    Crossref | PubMed
  118. Maier LS, Bers DM. Calcium, calmodulin, and calcium-calmodulin kinase II: heartbeat to heartbeat and beyond. J Mol Cell Cardiol 2002;34:919–39.
    Crossref | PubMed
  119. Maier LS, Bers DM. Role of Ca2+/calmodulin-dependent protein kinase (CaMK) in excitation-contraction coupling in the heart. Cardiovasc Res 2007;73:631–40.
    Crossref | PubMed
  120. Cappetta D, De Angelis A, Ciuffreda LP, et al. Amelioration of diastolic dysfunction by dapagliflozin in a non-diabetic model involves coronary endothelium. Pharmacol Res 2020;157:104781.
    Crossref | PubMed

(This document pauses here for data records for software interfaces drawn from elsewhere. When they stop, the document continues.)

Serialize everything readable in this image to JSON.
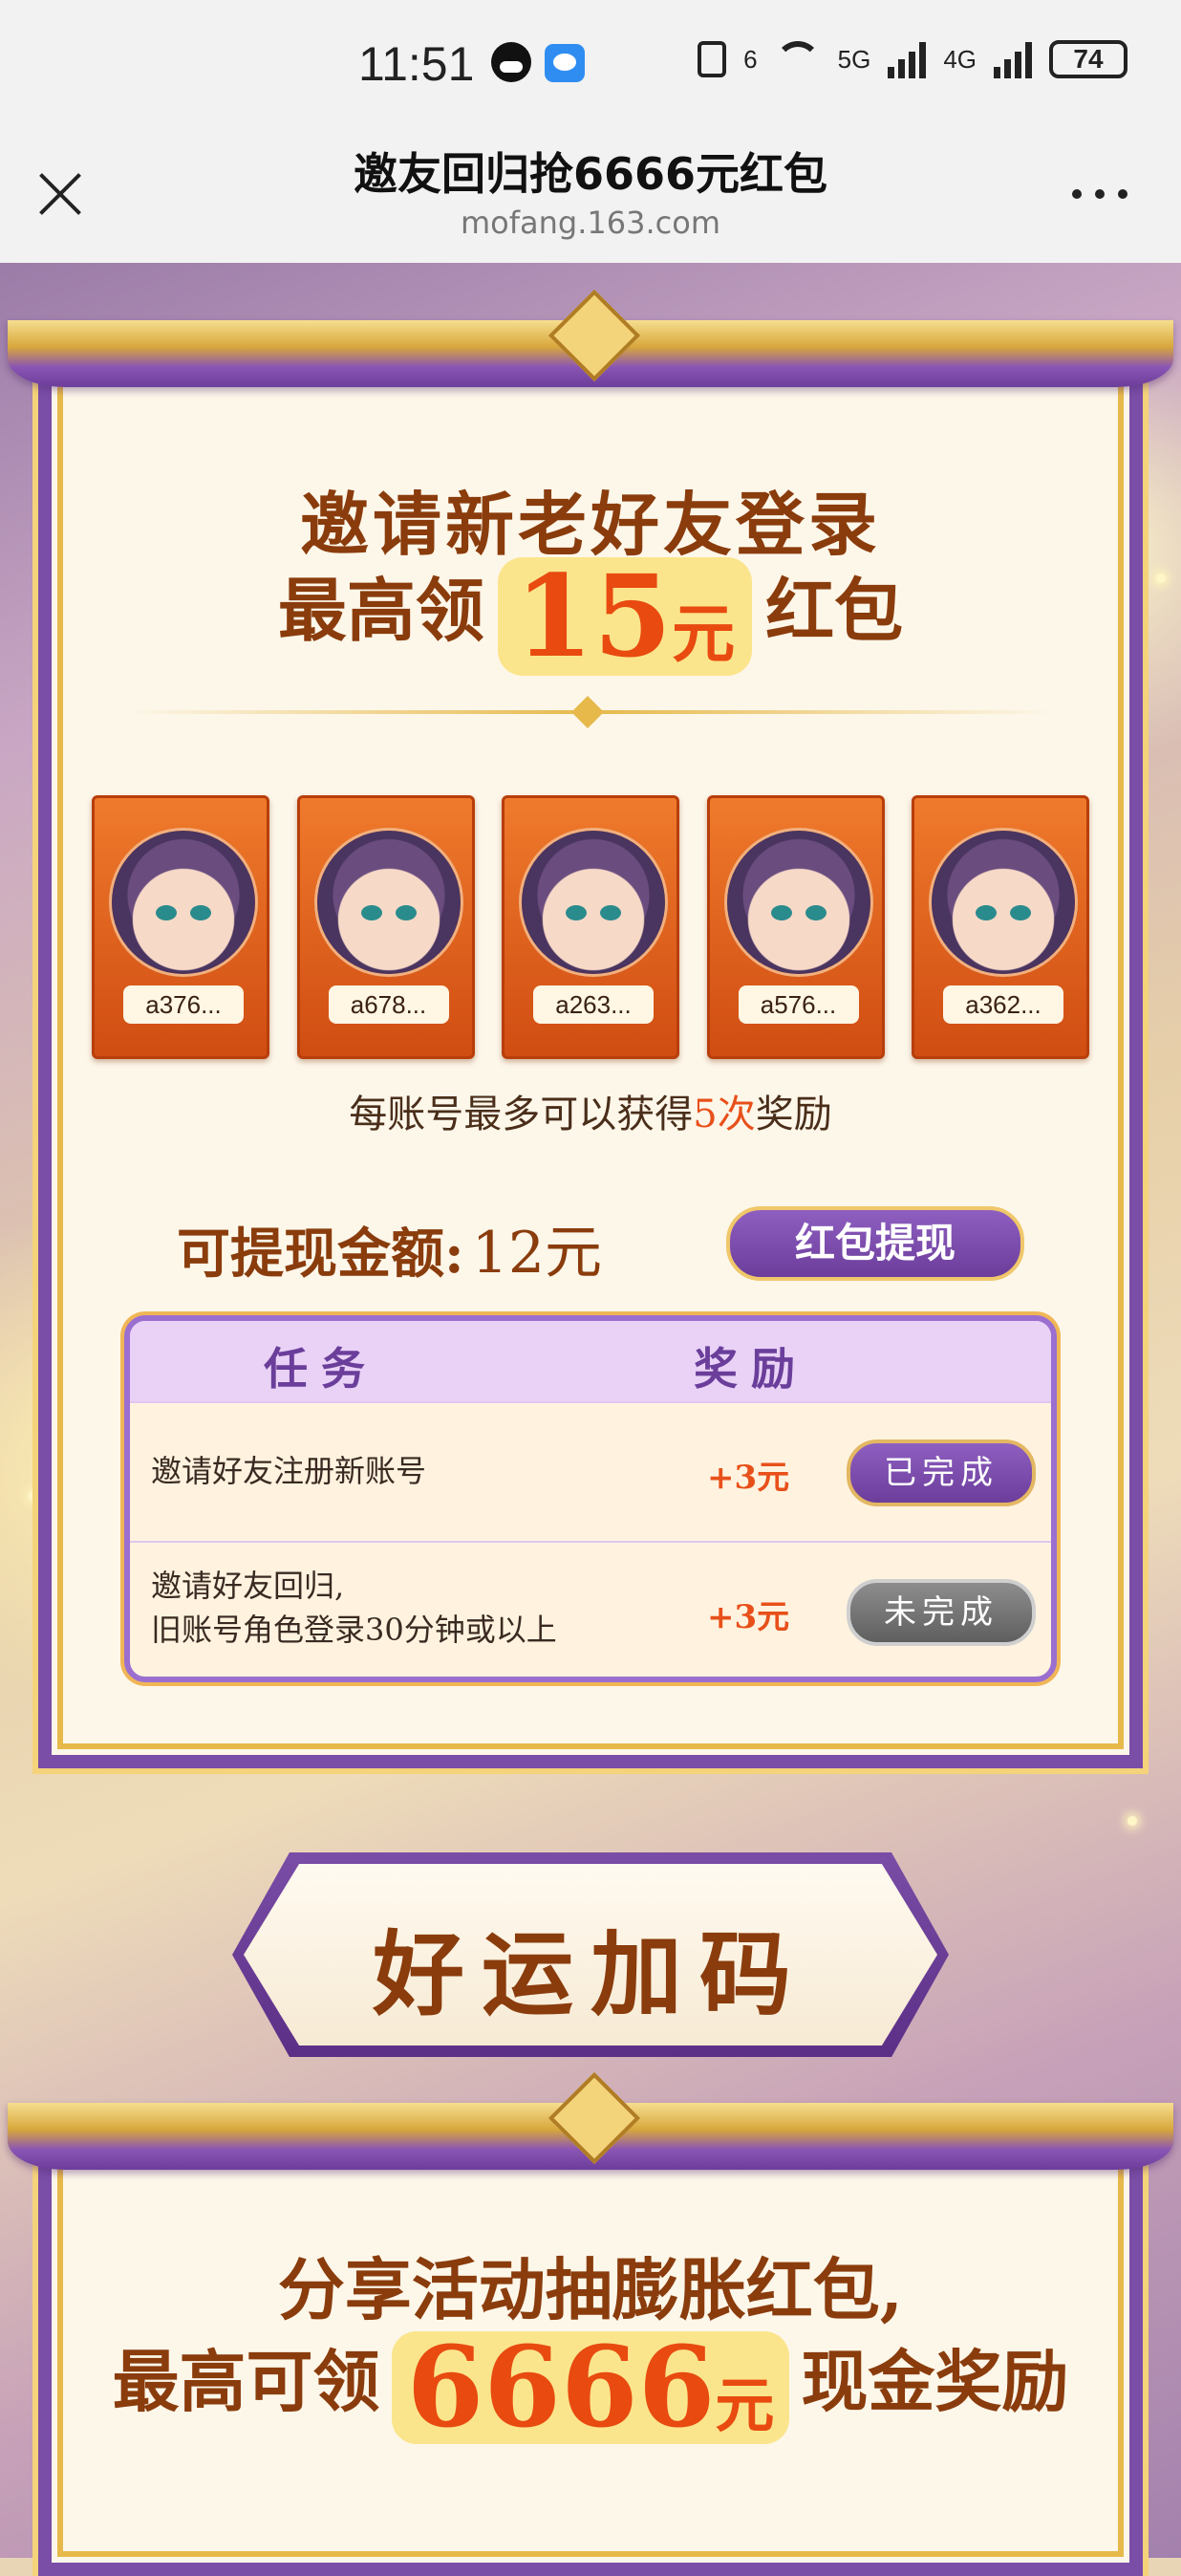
{
  "status_bar": {
    "time": "11:51",
    "net_6": "6",
    "net_5g": "5G",
    "net_4g": "4G",
    "battery": "74"
  },
  "header": {
    "title": "邀友回归抢6666元红包",
    "url": "mofang.163.com"
  },
  "invite": {
    "line1": "邀请新老好友登录",
    "line2_prefix": "最高领",
    "amount": "15",
    "unit": "元",
    "line2_suffix": "红包"
  },
  "friends": [
    {
      "name": "a376..."
    },
    {
      "name": "a678..."
    },
    {
      "name": "a263..."
    },
    {
      "name": "a576..."
    },
    {
      "name": "a362..."
    }
  ],
  "note": {
    "prefix": "每账号最多可以获得",
    "highlight": "5次",
    "suffix": "奖励"
  },
  "withdraw": {
    "label": "可提现金额:",
    "value": "12元",
    "button": "红包提现"
  },
  "tasks": {
    "col_task": "任务",
    "col_reward": "奖励",
    "rows": [
      {
        "desc_line1": "邀请好友注册新账号",
        "desc_line2": "",
        "reward": "+3元",
        "status": "已完成"
      },
      {
        "desc_line1": "邀请好友回归,",
        "desc_line2": "旧账号角色登录30分钟或以上",
        "reward": "+3元",
        "status": "未完成"
      }
    ]
  },
  "lucky": {
    "title": "好运加码"
  },
  "share": {
    "line1": "分享活动抽膨胀红包,",
    "line2_prefix": "最高可领",
    "amount": "6666",
    "unit": "元",
    "line2_suffix": "现金奖励"
  },
  "colors": {
    "accent_purple": "#7a4da6",
    "gold": "#e6b94a",
    "title_brown": "#8a3c0c",
    "highlight_orange": "#e8501a"
  }
}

  121. Yu L, Hales CA. Silencing of sodium-hydrogen exchanger 1 attenuates the proliferation, hypertrophy, and migration of pulmonary artery smooth muscle cells via E2F1. Am J Respir Cell Mol Biol 2011;45:923–30.
    Crossref | PubMed
  122. Han Y, Cho YE, Ayon R, et al. SGLT inhibitors attenuate no-dependent vascular relaxation in the pulmonary artery but not in the coronary artery. Am J Physiol Lung Cell Mol Physiol 2015;309:L1027–36.
    Crossref | PubMed
  123. Nassif ME, Qintar M, Windsor SL, et al. Empagliflozin effects on pulmonary artery pressure in patients with heart failure: results from the EMBRACE-HF trial. Circulation 2021;143:1673–86.
    Crossref | PubMed